*Task directions*.
The records below are to be written out exactly, with every picture omitted.

[Dataset rows for apps and sites]
※

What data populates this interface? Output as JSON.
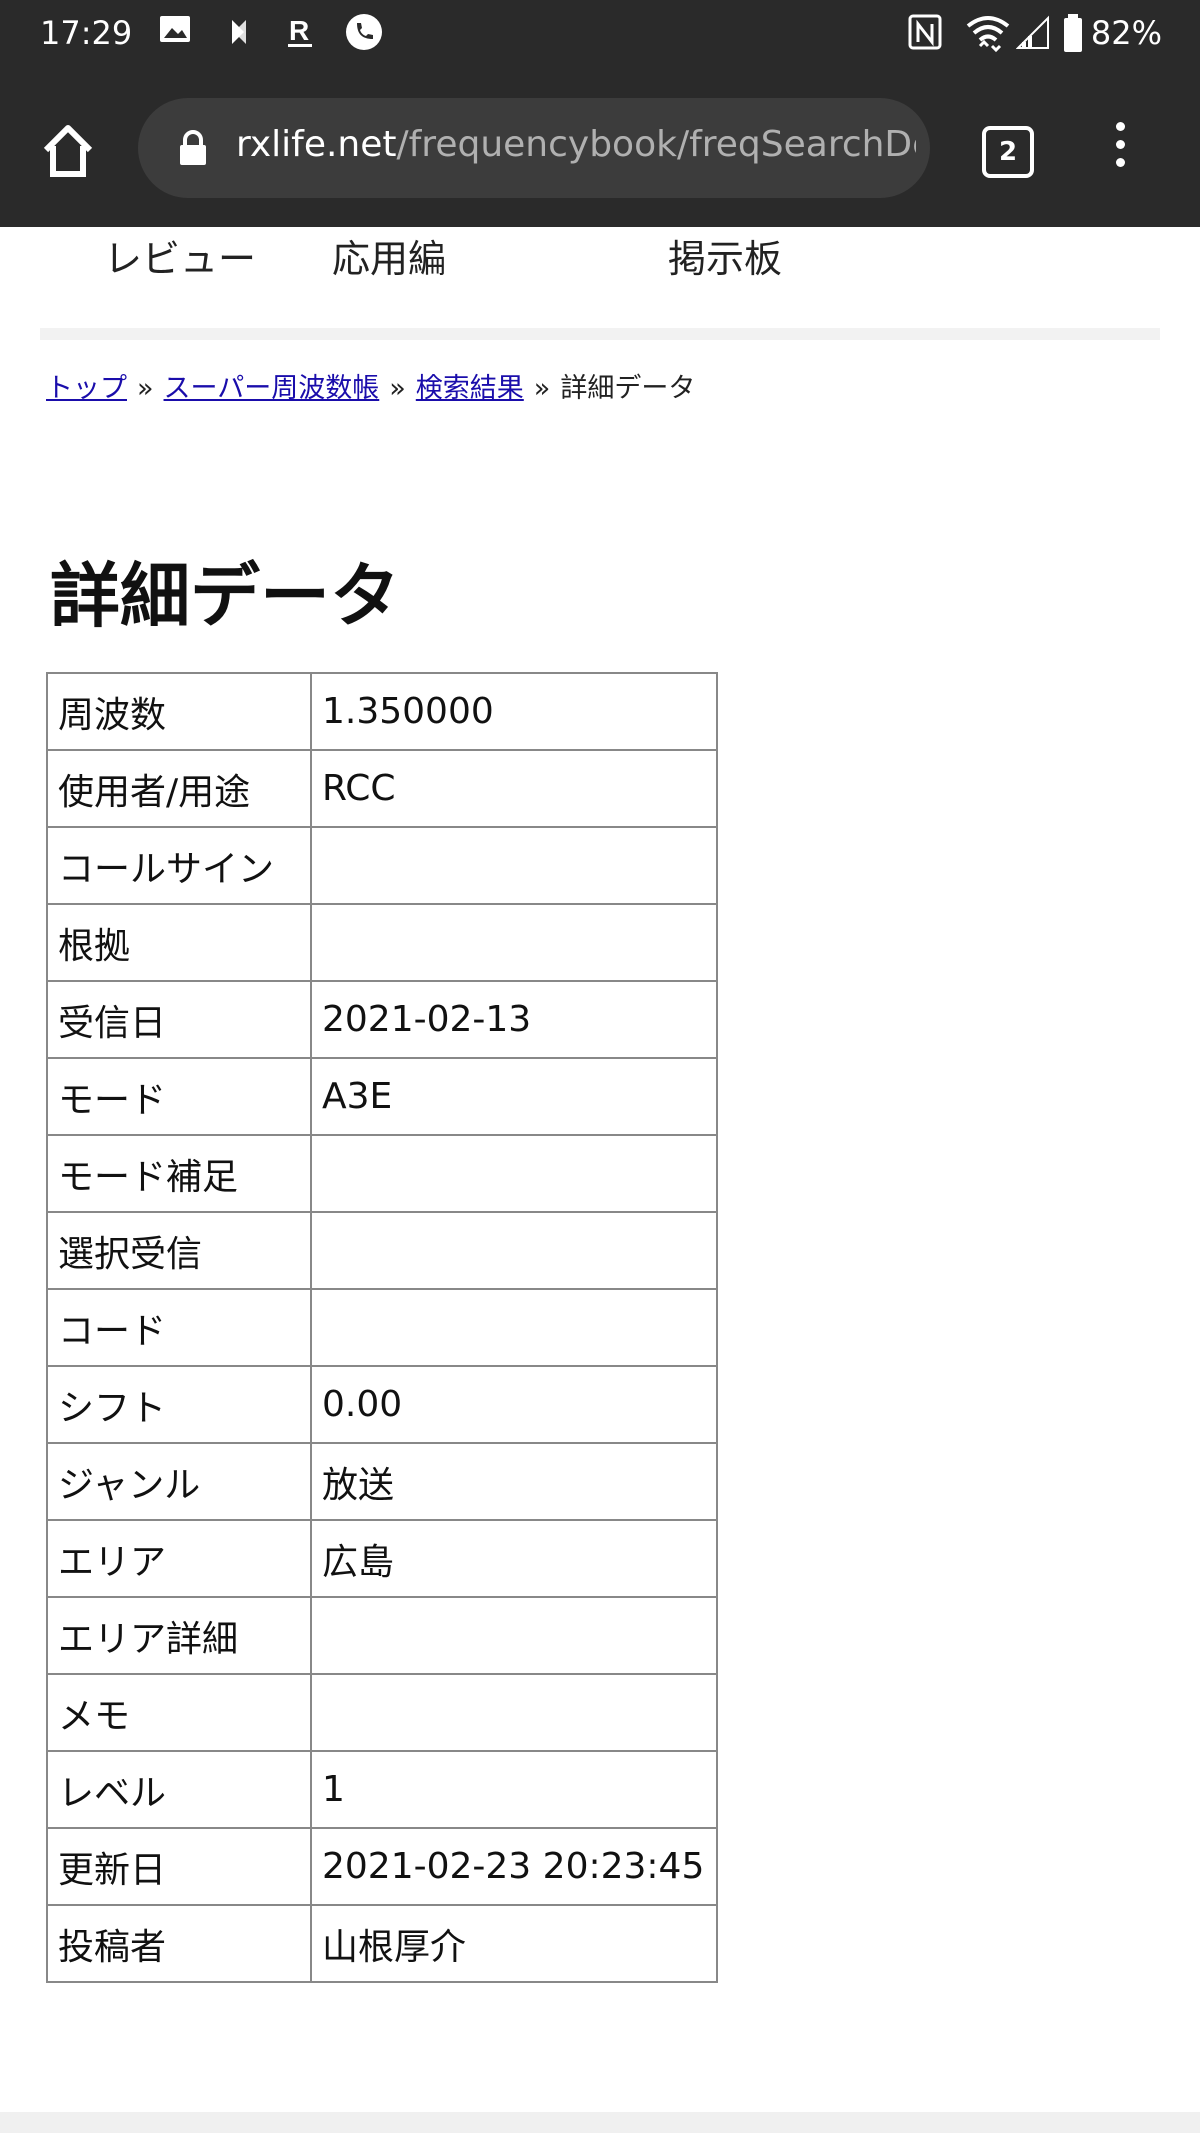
{
  "status_bar": {
    "time": "17:29",
    "left_icons": [
      "image-icon",
      "sync-icon",
      "r-app-icon",
      "phone-icon"
    ],
    "right_icons": [
      "nfc-icon",
      "wifi-icon",
      "signal-icon",
      "battery-icon"
    ],
    "battery": "82%"
  },
  "browser": {
    "url_domain": "rxlife.net",
    "url_path": "/frequencybook/freqSearchDe",
    "tab_count": "2"
  },
  "site_nav": {
    "items": [
      "レビュー",
      "応用編",
      "掲示板"
    ]
  },
  "breadcrumb": {
    "items": [
      "トップ",
      "スーパー周波数帳",
      "検索結果"
    ],
    "current": "詳細データ",
    "separator": "»"
  },
  "page_title": "詳細データ",
  "details": [
    {
      "label": "周波数",
      "value": "1.350000"
    },
    {
      "label": "使用者/用途",
      "value": "RCC"
    },
    {
      "label": "コールサイン",
      "value": ""
    },
    {
      "label": "根拠",
      "value": ""
    },
    {
      "label": "受信日",
      "value": "2021-02-13"
    },
    {
      "label": "モード",
      "value": "A3E"
    },
    {
      "label": "モード補足",
      "value": ""
    },
    {
      "label": "選択受信",
      "value": ""
    },
    {
      "label": "コード",
      "value": ""
    },
    {
      "label": "シフト",
      "value": "0.00"
    },
    {
      "label": "ジャンル",
      "value": "放送"
    },
    {
      "label": "エリア",
      "value": "広島"
    },
    {
      "label": "エリア詳細",
      "value": ""
    },
    {
      "label": "メモ",
      "value": ""
    },
    {
      "label": "レベル",
      "value": "1"
    },
    {
      "label": "更新日",
      "value": "2021-02-23 20:23:45"
    },
    {
      "label": "投稿者",
      "value": "山根厚介"
    }
  ]
}
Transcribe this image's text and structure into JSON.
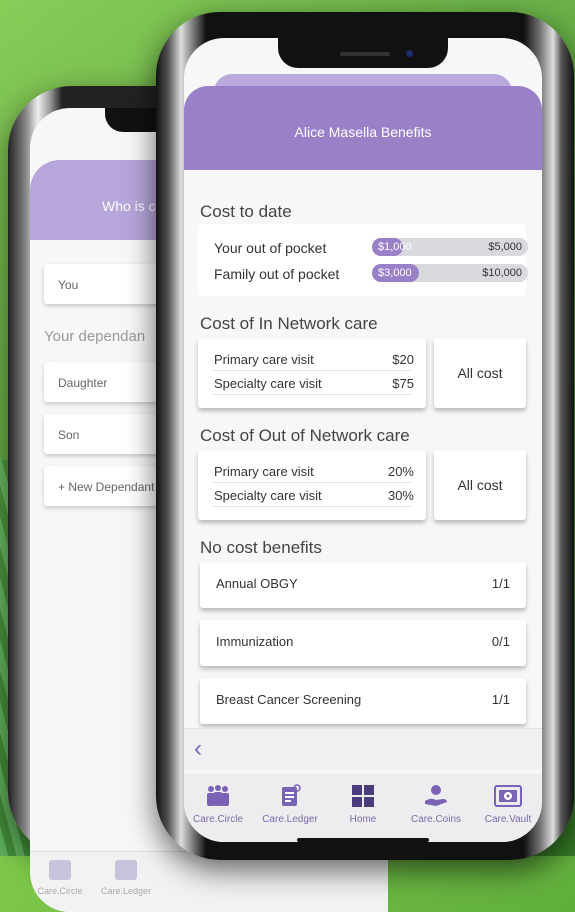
{
  "back_phone": {
    "header_title": "Who is c",
    "you_field": "You",
    "dependants_label": "Your dependan",
    "daughter": "Daughter",
    "son": "Son",
    "new_dependant": "+ New Dependant",
    "tabs": [
      "Care.Circle",
      "Care.Ledger"
    ]
  },
  "header": {
    "title": "Alice Masella Benefits"
  },
  "cost_to_date": {
    "title": "Cost to date",
    "rows": [
      {
        "label": "Your out of pocket",
        "value": "$1,000",
        "max": "$5,000",
        "fraction": 0.2
      },
      {
        "label": "Family out of pocket",
        "value": "$3,000",
        "max": "$10,000",
        "fraction": 0.3
      }
    ]
  },
  "in_network": {
    "title": "Cost of In Network care",
    "primary_label": "Primary care visit",
    "primary_value": "$20",
    "specialty_label": "Specialty care visit",
    "specialty_value": "$75",
    "all_cost": "All cost"
  },
  "out_network": {
    "title": "Cost of Out of Network care",
    "primary_label": "Primary care visit",
    "primary_value": "20%",
    "specialty_label": "Specialty care visit",
    "specialty_value": "30%",
    "all_cost": "All cost"
  },
  "no_cost": {
    "title": "No cost benefits",
    "items": [
      {
        "label": "Annual OBGY",
        "value": "1/1"
      },
      {
        "label": "Immunization",
        "value": "0/1"
      },
      {
        "label": "Breast Cancer Screening",
        "value": "1/1"
      }
    ]
  },
  "nav": {
    "back_arrow": "‹"
  },
  "tabbar": {
    "care_circle": "Care.Circle",
    "care_ledger": "Care.Ledger",
    "home": "Home",
    "care_coins": "Care.Coins",
    "care_vault": "Care.Vault"
  },
  "colors": {
    "accent": "#9a80c7",
    "bar_bg": "#d9d9e0",
    "background_green": "#5fae3c"
  }
}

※

*Completed exercise*.
What data populates this interface? Output as JSON.
{
  "status_bar": {
    "time": "17:29",
    "left_icons": [
      "image-icon",
      "sync-icon",
      "r-app-icon",
      "phone-icon"
    ],
    "right_icons": [
      "nfc-icon",
      "wifi-icon",
      "signal-icon",
      "battery-icon"
    ],
    "battery": "82%"
  },
  "browser": {
    "url_domain": "rxlife.net",
    "url_path": "/frequencybook/freqSearchDe",
    "tab_count": "2"
  },
  "site_nav": {
    "items": [
      "レビュー",
      "応用編",
      "掲示板"
    ]
  },
  "breadcrumb": {
    "items": [
      "トップ",
      "スーパー周波数帳",
      "検索結果"
    ],
    "current": "詳細データ",
    "separator": "»"
  },
  "page_title": "詳細データ",
  "details": [
    {
      "label": "周波数",
      "value": "1.350000"
    },
    {
      "label": "使用者/用途",
      "value": "RCC"
    },
    {
      "label": "コールサイン",
      "value": ""
    },
    {
      "label": "根拠",
      "value": ""
    },
    {
      "label": "受信日",
      "value": "2021-02-13"
    },
    {
      "label": "モード",
      "value": "A3E"
    },
    {
      "label": "モード補足",
      "value": ""
    },
    {
      "label": "選択受信",
      "value": ""
    },
    {
      "label": "コード",
      "value": ""
    },
    {
      "label": "シフト",
      "value": "0.00"
    },
    {
      "label": "ジャンル",
      "value": "放送"
    },
    {
      "label": "エリア",
      "value": "広島"
    },
    {
      "label": "エリア詳細",
      "value": ""
    },
    {
      "label": "メモ",
      "value": ""
    },
    {
      "label": "レベル",
      "value": "1"
    },
    {
      "label": "更新日",
      "value": "2021-02-23 20:23:45"
    },
    {
      "label": "投稿者",
      "value": "山根厚介"
    }
  ]
}
Transcribe this image's text and structure into JSON.
{
  "back_phone": {
    "header_title": "Who is c",
    "you_field": "You",
    "dependants_label": "Your dependan",
    "daughter": "Daughter",
    "son": "Son",
    "new_dependant": "+ New Dependant",
    "tabs": [
      "Care.Circle",
      "Care.Ledger"
    ]
  },
  "header": {
    "title": "Alice Masella Benefits"
  },
  "cost_to_date": {
    "title": "Cost to date",
    "rows": [
      {
        "label": "Your out of pocket",
        "value": "$1,000",
        "max": "$5,000",
        "fraction": 0.2
      },
      {
        "label": "Family out of pocket",
        "value": "$3,000",
        "max": "$10,000",
        "fraction": 0.3
      }
    ]
  },
  "in_network": {
    "title": "Cost of In Network care",
    "primary_label": "Primary care visit",
    "primary_value": "$20",
    "specialty_label": "Specialty care visit",
    "specialty_value": "$75",
    "all_cost": "All cost"
  },
  "out_network": {
    "title": "Cost of Out of Network care",
    "primary_label": "Primary care visit",
    "primary_value": "20%",
    "specialty_label": "Specialty care visit",
    "specialty_value": "30%",
    "all_cost": "All cost"
  },
  "no_cost": {
    "title": "No cost benefits",
    "items": [
      {
        "label": "Annual OBGY",
        "value": "1/1"
      },
      {
        "label": "Immunization",
        "value": "0/1"
      },
      {
        "label": "Breast Cancer Screening",
        "value": "1/1"
      }
    ]
  },
  "nav": {
    "back_arrow": "‹"
  },
  "tabbar": {
    "care_circle": "Care.Circle",
    "care_ledger": "Care.Ledger",
    "home": "Home",
    "care_coins": "Care.Coins",
    "care_vault": "Care.Vault"
  },
  "colors": {
    "accent": "#9a80c7",
    "bar_bg": "#d9d9e0",
    "background_green": "#5fae3c"
  }
}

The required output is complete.